About this exercise -> Return, verbatim and in full, the records that follow, but not their pictures.

Element data from apps and pages ->
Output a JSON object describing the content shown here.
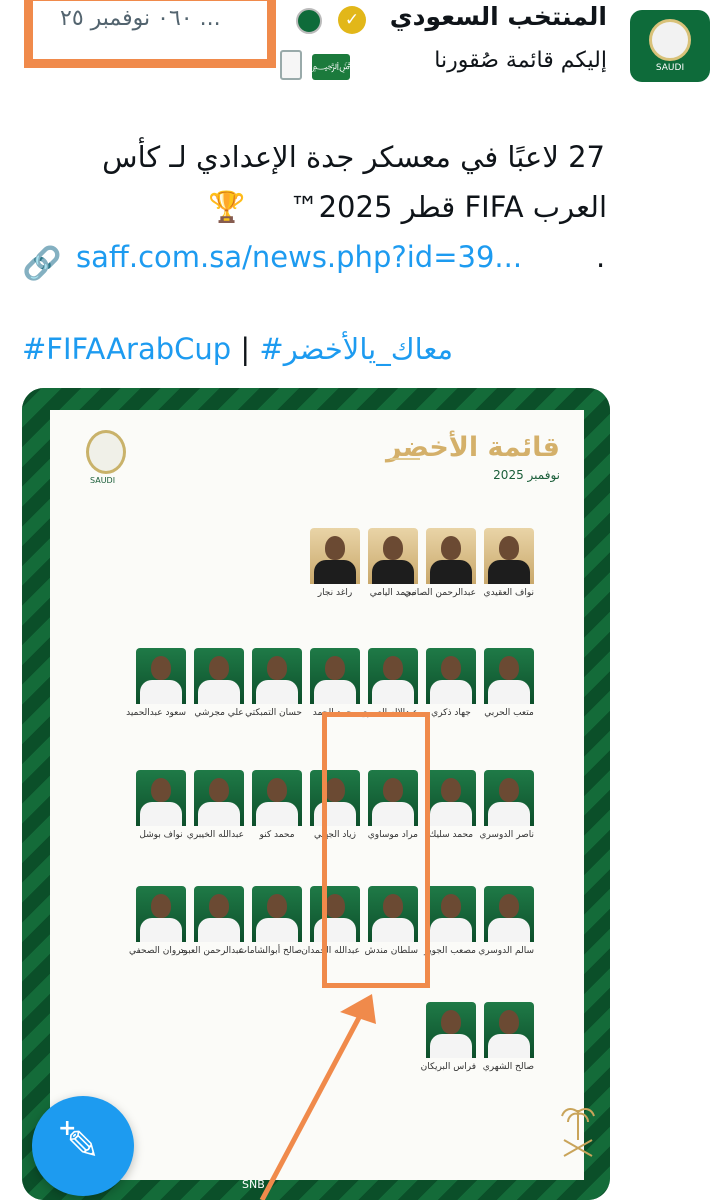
{
  "tweet": {
    "author_name": "المنتخب السعودي",
    "timestamp": "... ٠٦٠ نوفمبر ٢٥",
    "subtitle": "إليكم قائمة صُقورنا",
    "body_line1": "27 لاعبًا في معسكر جدة الإعدادي لـ كأس",
    "body_line2": "العرب FIFA قطر 2025™",
    "link": "saff.com.sa/news.php?id=39...",
    "link_suffix": ".",
    "hashtag_1": "#معاك_يالأخضر",
    "hashtag_sep": "|",
    "hashtag_2": "#FIFAArabCup"
  },
  "icons": {
    "verified": "verified-badge-icon",
    "affiliate": "federation-badge-icon",
    "flag": "saudi-flag-icon",
    "clipboard": "clipboard-icon",
    "trophy": "trophy-icon",
    "link": "link-icon",
    "compose": "compose-icon"
  },
  "media": {
    "logo_label": "SAUDI",
    "avatar_label": "SAUDI",
    "title": "قائمة الأخضر",
    "date": "نوفمبر 2025",
    "sponsors": "SNB",
    "players": [
      {
        "name": "نواف العقيدي",
        "kind": "gk"
      },
      {
        "name": "عبدالرحمن الصانبي",
        "kind": "gk"
      },
      {
        "name": "محمد اليامي",
        "kind": "gk"
      },
      {
        "name": "راغد نجار",
        "kind": "gk"
      },
      {
        "name": "متعب الحربي",
        "kind": "field"
      },
      {
        "name": "جهاد ذكري",
        "kind": "field"
      },
      {
        "name": "عبدالإله العمري",
        "kind": "field"
      },
      {
        "name": "محمد الحمد",
        "kind": "field"
      },
      {
        "name": "حسان التمبكتي",
        "kind": "field"
      },
      {
        "name": "علي مجرشي",
        "kind": "field"
      },
      {
        "name": "سعود عبدالحميد",
        "kind": "field"
      },
      {
        "name": "ناصر الدوسري",
        "kind": "field"
      },
      {
        "name": "محمد سليك",
        "kind": "field"
      },
      {
        "name": "مراد موساوي",
        "kind": "field"
      },
      {
        "name": "زياد الجهني",
        "kind": "field"
      },
      {
        "name": "محمد كنو",
        "kind": "field"
      },
      {
        "name": "عبدالله الخيبري",
        "kind": "field"
      },
      {
        "name": "نواف بوشل",
        "kind": "field"
      },
      {
        "name": "سالم الدوسري",
        "kind": "field"
      },
      {
        "name": "مصعب الجوير",
        "kind": "field"
      },
      {
        "name": "سلطان مندش",
        "kind": "field"
      },
      {
        "name": "عبدالله الحمدان",
        "kind": "field"
      },
      {
        "name": "صالح أبوالشامات",
        "kind": "field"
      },
      {
        "name": "عبدالرحمن العبود",
        "kind": "field"
      },
      {
        "name": "مروان الصحفي",
        "kind": "field"
      },
      {
        "name": "صالح الشهري",
        "kind": "field"
      },
      {
        "name": "فراس البريكان",
        "kind": "field"
      }
    ]
  },
  "colors": {
    "accent_blue": "#1d9bf0",
    "highlight_orange": "#f08a4b",
    "saudi_green": "#0e6b3a",
    "gold": "#d4b06a"
  }
}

Expected answer ->
Output a JSON object describing the content shown here.
{
  "tweet": {
    "author_name": "المنتخب السعودي",
    "timestamp": "... ٠٦٠ نوفمبر ٢٥",
    "subtitle": "إليكم قائمة صُقورنا",
    "body_line1": "27 لاعبًا في معسكر جدة الإعدادي لـ كأس",
    "body_line2": "العرب FIFA قطر 2025™",
    "link": "saff.com.sa/news.php?id=39...",
    "link_suffix": ".",
    "hashtag_1": "#معاك_يالأخضر",
    "hashtag_sep": "|",
    "hashtag_2": "#FIFAArabCup"
  },
  "icons": {
    "verified": "verified-badge-icon",
    "affiliate": "federation-badge-icon",
    "flag": "saudi-flag-icon",
    "clipboard": "clipboard-icon",
    "trophy": "trophy-icon",
    "link": "link-icon",
    "compose": "compose-icon"
  },
  "media": {
    "logo_label": "SAUDI",
    "avatar_label": "SAUDI",
    "title": "قائمة الأخضر",
    "date": "نوفمبر 2025",
    "sponsors": "SNB",
    "players": [
      {
        "name": "نواف العقيدي",
        "kind": "gk"
      },
      {
        "name": "عبدالرحمن الصانبي",
        "kind": "gk"
      },
      {
        "name": "محمد اليامي",
        "kind": "gk"
      },
      {
        "name": "راغد نجار",
        "kind": "gk"
      },
      {
        "name": "متعب الحربي",
        "kind": "field"
      },
      {
        "name": "جهاد ذكري",
        "kind": "field"
      },
      {
        "name": "عبدالإله العمري",
        "kind": "field"
      },
      {
        "name": "محمد الحمد",
        "kind": "field"
      },
      {
        "name": "حسان التمبكتي",
        "kind": "field"
      },
      {
        "name": "علي مجرشي",
        "kind": "field"
      },
      {
        "name": "سعود عبدالحميد",
        "kind": "field"
      },
      {
        "name": "ناصر الدوسري",
        "kind": "field"
      },
      {
        "name": "محمد سليك",
        "kind": "field"
      },
      {
        "name": "مراد موساوي",
        "kind": "field"
      },
      {
        "name": "زياد الجهني",
        "kind": "field"
      },
      {
        "name": "محمد كنو",
        "kind": "field"
      },
      {
        "name": "عبدالله الخيبري",
        "kind": "field"
      },
      {
        "name": "نواف بوشل",
        "kind": "field"
      },
      {
        "name": "سالم الدوسري",
        "kind": "field"
      },
      {
        "name": "مصعب الجوير",
        "kind": "field"
      },
      {
        "name": "سلطان مندش",
        "kind": "field"
      },
      {
        "name": "عبدالله الحمدان",
        "kind": "field"
      },
      {
        "name": "صالح أبوالشامات",
        "kind": "field"
      },
      {
        "name": "عبدالرحمن العبود",
        "kind": "field"
      },
      {
        "name": "مروان الصحفي",
        "kind": "field"
      },
      {
        "name": "صالح الشهري",
        "kind": "field"
      },
      {
        "name": "فراس البريكان",
        "kind": "field"
      }
    ]
  },
  "colors": {
    "accent_blue": "#1d9bf0",
    "highlight_orange": "#f08a4b",
    "saudi_green": "#0e6b3a",
    "gold": "#d4b06a"
  }
}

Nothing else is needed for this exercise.